GETTING READY TO FEEL THE EARTH MOVE UNDER MY FEET, ESCONDIDO — Years ago, there were three northern white rhinoceroses living here at the Safari Park: male Angalifu, and females Noti and Nola. Tragically, they made up nearly half the world's population of their species. Even more tragically, with Angalifu's death on December 14, only one of them — Nola — remains alive. (Noti died in 2007.)
In an desperate effort to stave off extinction for this noble beast, scientists at the Park are experimenting with any number of possible solutions, including cloning and the manipulation of Angalifu's frozen skin cells into sperm and eggs. But Connie Jugal, the Park's Director of Mammalian Mating, still holds out hope for getting a rhino baby the old-fashioned way. Well, mostly old-fashioned, anyway. She and her team are working on an audacious plan to bring Nola together with a potential mate. And to help things along, she's working on a specialized audio-visual production designed to get her charges in the mood for l'amour.
"There's only one male northern white rhino left in the world," explains Connie. "His name is Sudan, even though he lives in Kenya with two females, Najin and Fatu. His caretakers at the Ol Pejeta Conservancy share our concern, and they also share our frustration when it comes to getting their rhinos to mate. Rhinos rely on herd behavior to spur mating, and three rhinos just isn't enough to trigger those herd instincts. It was the same here when Angalifu and Noti were still alive.

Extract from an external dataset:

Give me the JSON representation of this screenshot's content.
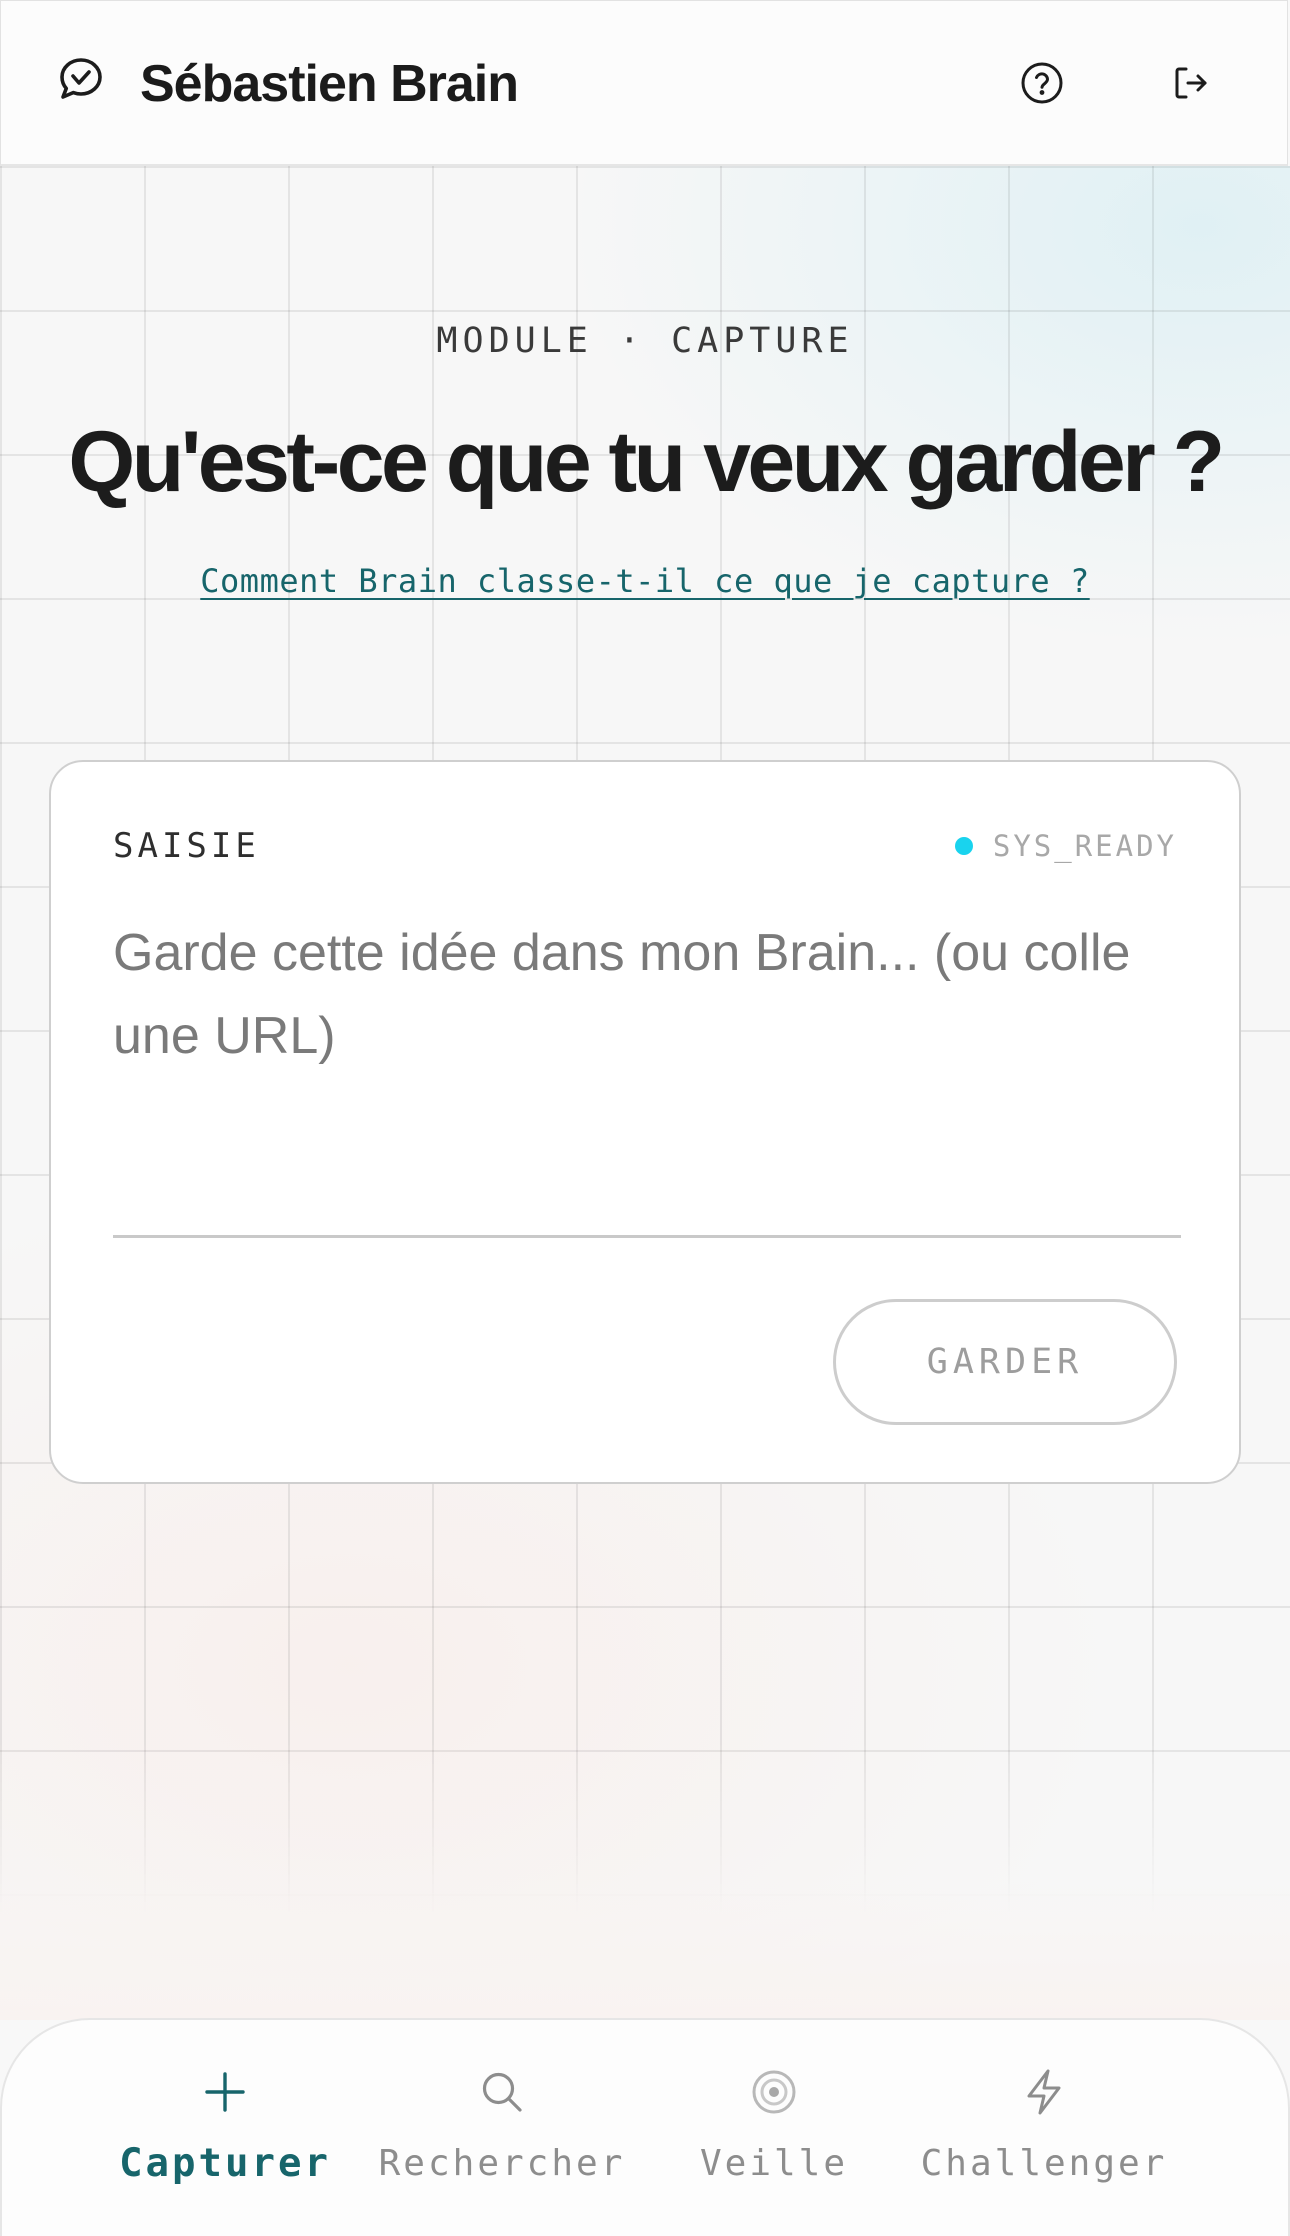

We see what you did there, Ms. Jugal.
Bootleg DVD of the Chiang Mai Zoo footage, available on Chinatown sidewalks everywhere.
"We agreed to bring Nola over to Kenya to see if the addition of a stranger to the mix would help to spice things up — you know, just like fantasy threesomes in human relationships. Plus, there's the excitement of travel: what girl wouldn't like to be flown over the ocean just to meet a mysterious stranger? But we also knew we couldn't count on the effect of just one additional partner. Then it hit me: rhinos don't see very well; they have trouble discerning details at any sort of distance. What if we could make Sudan and his lady friends think they were part of a herd by employing a little movie magic? Thanks to a generous grant from an anonymous donor, we've been able to construct an IMAX-style domed theater at the Conservancy. And National Geographic has been extremely forthcoming with extensive footage of these majestic beasts copulating like there's no tomorrow. I choose that term carefully. If these rhinos don't copulate, there won't be a tomorrow for their kind. We're hoping that once these rhinos get inside the theater and find themselves surrounded by wall-to-wall 'rhino porn,' they'll be tricked into thinking its sexytime — you know, just like regular porn tricks the human brain."
The project is expected to cost upward of $5 million all told, which would make it the biggest-budget pornographic film in history — and also maybe the weirdest. ("I do kind of wonder about those National Geographic photographers," admits Jugal.)
It's a big risk, but happily, there is some precedent: zoologists in Thailand claim to have stimulated giant panda mating under zoo conditions through the use of filmed "panda porn." "They got something like 30 cubs in 10 months!" exclaims Jugal. "If Sudan and Nola are half as excited as I am, they're gonna make it!"